Indeed, given all that we’ve been hearing about sexual harassment, can you imagine a university actually telling students, “These things are sexual harassment, but we’re not punishing them”? Once something is labeled with the h-word, it is clearly marked as wrong and forbidden. For instance, the University of California policy says that “the University prohibits sexual violence and sexual harassment” and that the University has a responsibility “to ensure an equitable and inclusive education and employment environment free of sexual violence and sexual harassment.”

To its credit, UC does what the Department of Education faulted UNM for doing: It defines “sexual harassment” as limited to sexual extortion and to sexually themed speech and conduct that creates a hostile environment (again, still a flawed definition, in my view, but much better than what the Department of Education is requiring). But once “harassment” is redefined at the government’s insistence to cover any “unwelcome” “verbal … conduct of a sexual nature,” it’s clear that universities will feel the need to prevent and punish all such harassment.

4. So that’s what the Department of Education’s demand will practically involve: Universities will have to label as “sexual harassment” any

  1. saying “sexual or dirty jokes” that are overheard by someone who finds them “unwelcome”
  2. spreading “unwelcome” “sexual rumors,” even if they’re quite accurate (e.g., “have you heard that John cheated on Mary?”)
  3. “circulating or showing e-mails of Web sites of a sexual nature,” if someone who sees the e-mail finds it “unwelcome”
  4. “display[ing] or distributi[ing] sexually explicit drawings, pictures, or written materials,” if some viewer finds them “unwelcome,”
  5. making “unwelcome” sexual invitations.

[S]exist statements and behavior that convey[s] … sexist attitudes” would likely have to be treated the same way.
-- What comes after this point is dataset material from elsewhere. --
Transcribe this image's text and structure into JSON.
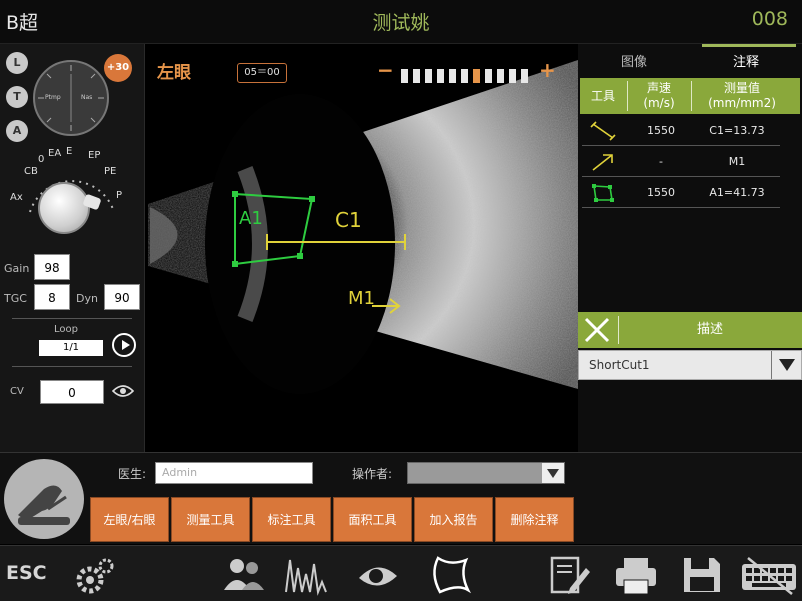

They will have to investigate complaints of any such speech. And they will, in practice, have to ban such speech, in order to demonstrate “evidence of prompt and effective steps taken to prevent recurrence of any harassment.”
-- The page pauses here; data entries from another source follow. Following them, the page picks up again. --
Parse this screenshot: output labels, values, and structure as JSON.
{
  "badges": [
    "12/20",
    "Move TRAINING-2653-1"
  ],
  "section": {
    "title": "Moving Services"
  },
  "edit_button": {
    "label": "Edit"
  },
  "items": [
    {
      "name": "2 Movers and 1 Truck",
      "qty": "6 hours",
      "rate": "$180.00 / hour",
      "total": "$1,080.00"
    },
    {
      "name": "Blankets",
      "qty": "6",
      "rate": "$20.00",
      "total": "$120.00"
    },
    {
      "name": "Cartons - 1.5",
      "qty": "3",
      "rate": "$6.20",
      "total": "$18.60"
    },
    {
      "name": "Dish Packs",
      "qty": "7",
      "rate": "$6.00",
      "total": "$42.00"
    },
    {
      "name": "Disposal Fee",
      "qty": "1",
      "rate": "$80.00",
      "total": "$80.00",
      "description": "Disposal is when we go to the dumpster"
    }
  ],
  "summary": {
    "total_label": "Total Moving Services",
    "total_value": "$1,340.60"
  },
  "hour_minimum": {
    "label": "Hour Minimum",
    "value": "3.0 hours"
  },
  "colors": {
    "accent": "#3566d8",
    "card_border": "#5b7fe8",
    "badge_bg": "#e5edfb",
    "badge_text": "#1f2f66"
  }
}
And of course once sexual harassment is defined this broadly, racial harassment (which is seen as banned by Title VI the way that sexual harassment is banned by Title IX) would follow. (What university or government official would want to say that racially offensive speech is more protected than sexually offensive speech?) Thus, jokes, images and other statements that are seen as religiously offensive and “unwelcome” to some people who see or hear them would also have to be investigated, prevented and therefore punished. The federal government’s recent view that sexual orientation discrimination is a form of sex discrimination would mean the same as to statements that are seen as anti-gay. Still more federal government pressure, then, on universities to institute massive speech codes.

For more on this, see these posts by Hans Bader (CEI) and the Foundation for Individual Rights in Education.